Just about twenty years ago, Simon Dwyer died, at the age of thirty-eight, after living for six years HIV positive.
I imagine it’s safe to say that I’m not the only one whose life was changed by his publication Rapid Eye. Given the scope of the influence of this explosively fertile creation, together with the seeming difficulty these days of keeping information off the web, it’s astonishing that there is almost no information at all on Dwyer out there. There’s just… Rapid Eye.
Is this appropriate?
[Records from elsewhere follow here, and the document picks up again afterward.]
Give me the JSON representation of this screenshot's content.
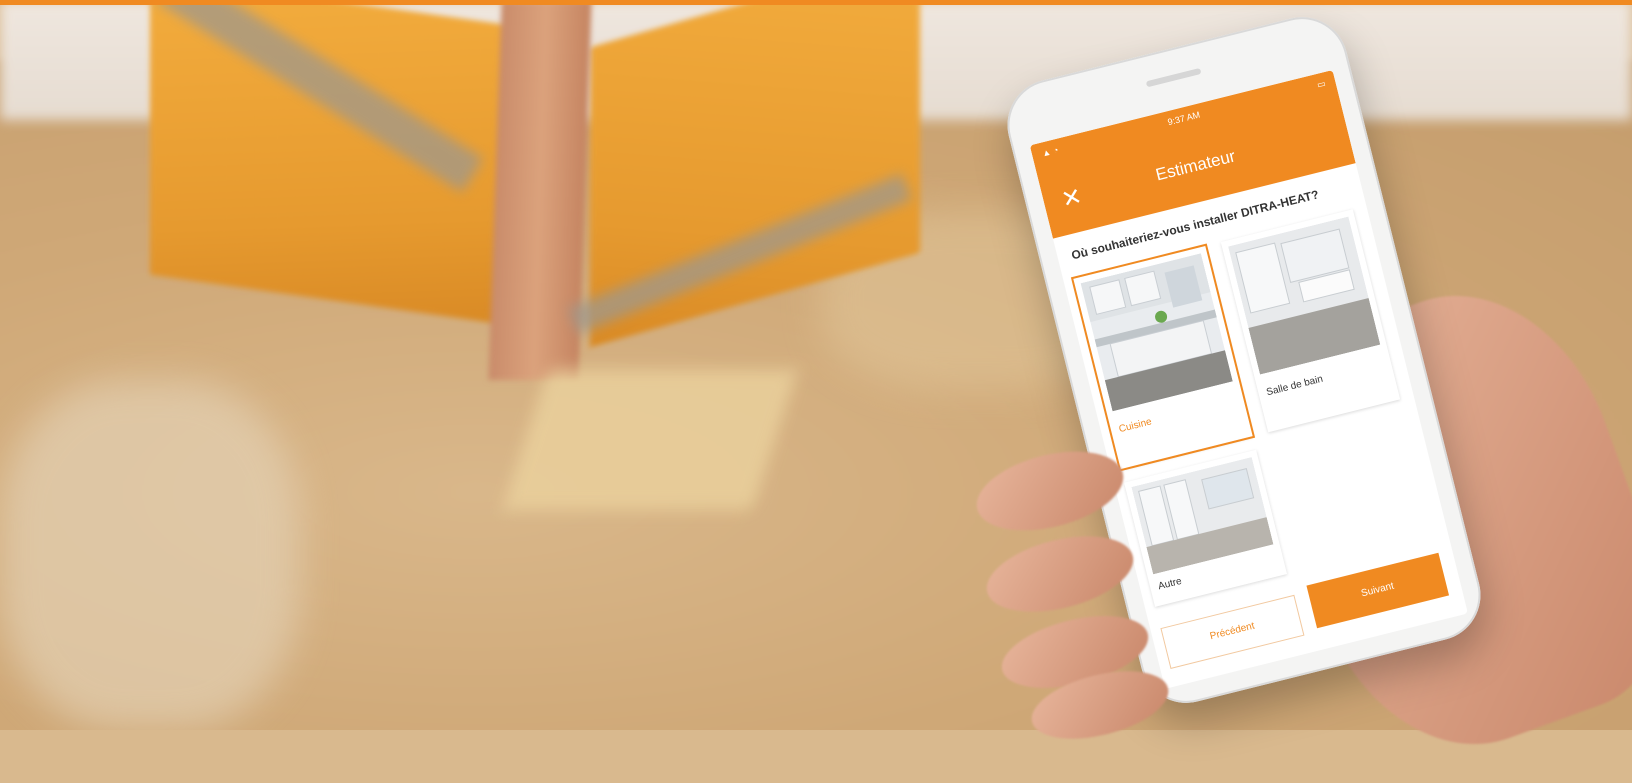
{
  "colors": {
    "accent": "#f08a21",
    "screen_bg": "#ffffff"
  },
  "phone": {
    "status_time": "9:37 AM",
    "appbar": {
      "title": "Estimateur",
      "close_icon": "close-icon"
    },
    "question": "Où souhaiteriez-vous installer DITRA-HEAT?",
    "options": [
      {
        "label": "Cuisine",
        "selected": true
      },
      {
        "label": "Salle de bain",
        "selected": false
      },
      {
        "label": "Autre",
        "selected": false
      }
    ],
    "buttons": {
      "previous": "Précédent",
      "next": "Suivant"
    }
  }
}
For a man devoted to the prioritising of creativity over personality, a shrewd and acerbic commentator on the virtualisation of life, who slipped away just before the internet sealed its grip on the world…
In any case, I wanted to mark this anniversary with my own reminiscences.
My doorway into the world of Rapid Eye was the door for many into many worlds back in the final decades of the 20th century: the entrance to the now long-gone Compendium Books on Camden High Street.
Dwyer had started Rapid Eye as a zine after he moved to London amid the cultural tumult of post-punk in 1978. Developed through the eighties, it culminated in 1989 with an ambitious coffee-table volume with contributions from William Burroughs, Andy Warhol, Derek Jarman, Kathy Acker, Genesis P-Orridge, Colin Wilson, and many more.
When I walked into Compendium in 1992 I found the second volume of this lavish series waiting for me, the cover featuring Andres Serrano’s Piss Christ — destined to become a totemic thing for me.
There’s still something intensely evocative for me about the tightly kerned Times typography when I flick through it, expressive of the fusion achieved here between accessibility and an almost delirious density of strange ideas and information.
The brief opening piece, Ian Blake’s ‘Twilight Language’, had a disproportionate impact on me. The heady-but-vague conspiracy theory aspect to it seems trivial in retrospect. Certainly the atmosphere it created, of an obscure tangle of subliminal occult messages cutting through apparent coincidences surrounding serial murders, Jonestown, and UFO phenomena, was crucial to its effect. But rather than showing the path to any particular truth, it functioned more to pry my mind open to the possibility of possibility, the sheer scope of unknown, unquantifiable, potential realities out there, analogous to the raw exposure to the scope of things revealed by a first psychedelic trip.
This was the cumulative effect of Rapid Eye 2 on me, channelled through this opening piece which spoke of ‘instinctual methods of research’. Like any great punk artefact, it simultaneously engendered the conviction that I wanted to do something similar, and that I could do so. It was about a year before I put this conviction into practice, but maybe the timing was a formality after the Rapid Eye bombshell.
Nearly half of the rest of the volume is given over to Dwyer’s own ‘Plague Yard’ piece, an epic, heady journalistic romp through the Altered States of America. In his 1997 obituary for The Independent, Paul Cecil frames ‘The Plague Yard’ as something which could have been Dwyer’s stepping stone towards firmer literary repute. More dedicated to his creation than himself, Dwyer decided to simply include it as a contribution to Rapid Eye.
Shortly after the first issue of my heavily Rapid Eye-inspired Towards 2012 came out in 1995, I received a brief letter:
I responded enthusiastically, of course, but I never heard back. I guess his deterioration was too quick, and the fourth Rapid Eye was never to be.
Two years later, he was dead.
A memorial edition, Rapid Eye Movement, was published by Creation in 2000, containing an elegiac foreword by Genesis P-Orridge, Paul Cecil’s obituary, a selection of material from the three Rapid Eye volumes, and Dwyer’s coda to ‘The Plague Yard’, written after being told he had full-blown AIDS: ‘A Dark Eye Closes’. One of his final exhortations is:
Cherish your questions, not your answers.
Rapid Eye, and the passionately curious and affirmative spirit of Dwyer which is infused into every page, taught me by example to cherish my questions, and set its seal on my mind as much as any teacher.
I remember Simon Dwyer today, twenty years after his death, but I remember him constantly, too, almost every time I write or publish something.
Photo of Simon Dwyer (c) Fiona Dwyer